She maintained that the IEBC would limit itself to the population quotas referred to in the Constitution and would not create new boundaries for regions that did not meet the required threshold.
Kassait also expressed concerns over the challenges of facilitating community interests while at the same time observing the provisions of the Constitution. In some instances clan politics play out with local leaders insisting that their communities cannot be divided.
She added that the IEBC was also facing time constraints as it was required to finalise the process within four months.
“There are 210 constituencies that are protected, among them 27 that fall outside the population quota, but we cannot touch them so we must figure out how to create the new boundaries while constraining ourselves to the population quotas,” she explained.
Lamu, North Horr, Ndaragwa, Mathioya, Mogotio are listed as some of the constituencies that have a population quota that is below par.
She further defended the electoral body from accusations of copy pasting the Interim Independent Boundaries Review Commission (IIBRC) report saying the IEBC was only supposed to deal with issues arising from the first review.
Kassait argued that the IEBC had to use the IIBRC report as its primary source of reference while using the parliamentary report on boundaries as its second which limited the extent to which it could create new electoral units.
She however revealed that the IEBC would come up with its own proposals after concluding the ongoing public hearings, which kicked off on January 16 before they are concluded on January 26.
“It’s only fair that we hear what people have to say based on the principles of consultations, responsiveness, equitability and all other principles of boundary delimitation so that we can be able to make changes to the initial proposal,” she explained.
Even after the public hearings are closed, the IEBC will continue taking written submissions from members of the public until the end of January.
After the 21-day period for public participation, the commission will take 14 days to look into any concerns raised before considering them in the final report. The report will then be forwarded to the Parliamentary Committee on Justice and Legal Affairs, which will again take another 14 days to scrutinise before presenting it in Parliament.

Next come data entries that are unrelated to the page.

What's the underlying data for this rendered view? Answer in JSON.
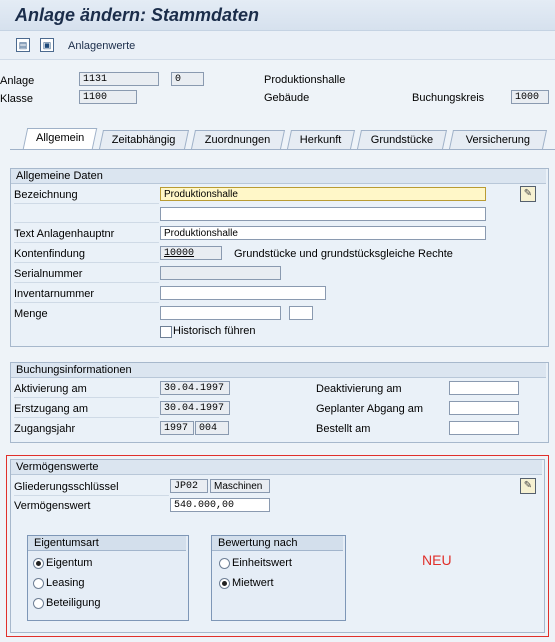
{
  "title": "Anlage ändern:  Stammdaten",
  "toolbar": {
    "label": "Anlagenwerte"
  },
  "header": {
    "anlage_label": "Anlage",
    "anlage_value": "1131",
    "anlage_sub": "0",
    "klasse_label": "Klasse",
    "klasse_value": "1100",
    "anlage_text": "Produktionshalle",
    "klasse_text": "Gebäude",
    "buchungskreis_label": "Buchungskreis",
    "buchungskreis_value": "1000"
  },
  "tabs": [
    {
      "label": "Allgemein"
    },
    {
      "label": "Zeitabhängig"
    },
    {
      "label": "Zuordnungen"
    },
    {
      "label": "Herkunft"
    },
    {
      "label": "Grundstücke"
    },
    {
      "label": "Versicherung"
    }
  ],
  "allgemeine_daten": {
    "title": "Allgemeine Daten",
    "bezeichnung_label": "Bezeichnung",
    "bezeichnung_value": "Produktionshalle",
    "textnr_label": "Text Anlagenhauptnr",
    "textnr_value": "Produktionshalle",
    "kontenfindung_label": "Kontenfindung",
    "kontenfindung_value": "10000",
    "kontenfindung_text": "Grundstücke und grundstücksgleiche Rechte",
    "serial_label": "Serialnummer",
    "inventar_label": "Inventarnummer",
    "menge_label": "Menge",
    "historisch_label": "Historisch führen"
  },
  "buchungsinfo": {
    "title": "Buchungsinformationen",
    "aktivierung_label": "Aktivierung am",
    "aktivierung_value": "30.04.1997",
    "erstzugang_label": "Erstzugang am",
    "erstzugang_value": "30.04.1997",
    "zugangsjahr_label": "Zugangsjahr",
    "zugangsjahr_value": "1997",
    "zugangsjahr_period": "004",
    "deaktivierung_label": "Deaktivierung am",
    "abgang_label": "Geplanter Abgang am",
    "bestellt_label": "Bestellt am"
  },
  "vermoegenswerte": {
    "title": "Vermögenswerte",
    "gliederung_label": "Gliederungsschlüssel",
    "gliederung_value": "JP02",
    "gliederung_text": "Maschinen",
    "wert_label": "Vermögenswert",
    "wert_value": "540.000,00",
    "eigentumsart": {
      "title": "Eigentumsart",
      "options": [
        "Eigentum",
        "Leasing",
        "Beteiligung"
      ],
      "selected": "Eigentum"
    },
    "bewertung": {
      "title": "Bewertung nach",
      "options": [
        "Einheitswert",
        "Mietwert"
      ],
      "selected": "Mietwert"
    },
    "neu_label": "NEU"
  },
  "colors": {
    "neu": "#e0302b",
    "frame": "#e0302b",
    "title": "#1b2d4a"
  }
}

Members of Parliament will then have seven days to debate the report and adopt it with or without amendments after which it will be returned to the IEBC for an extra 14 days before it is gazetted and published.
After this, Kenyans will get another 30 days to raise their objections at the High Court which is expected to hear and determine such disputes within three months from the date they were filed.
Only then can the IEBC proceed to map out the new electoral units for purposes of voter registration and other electoral processes.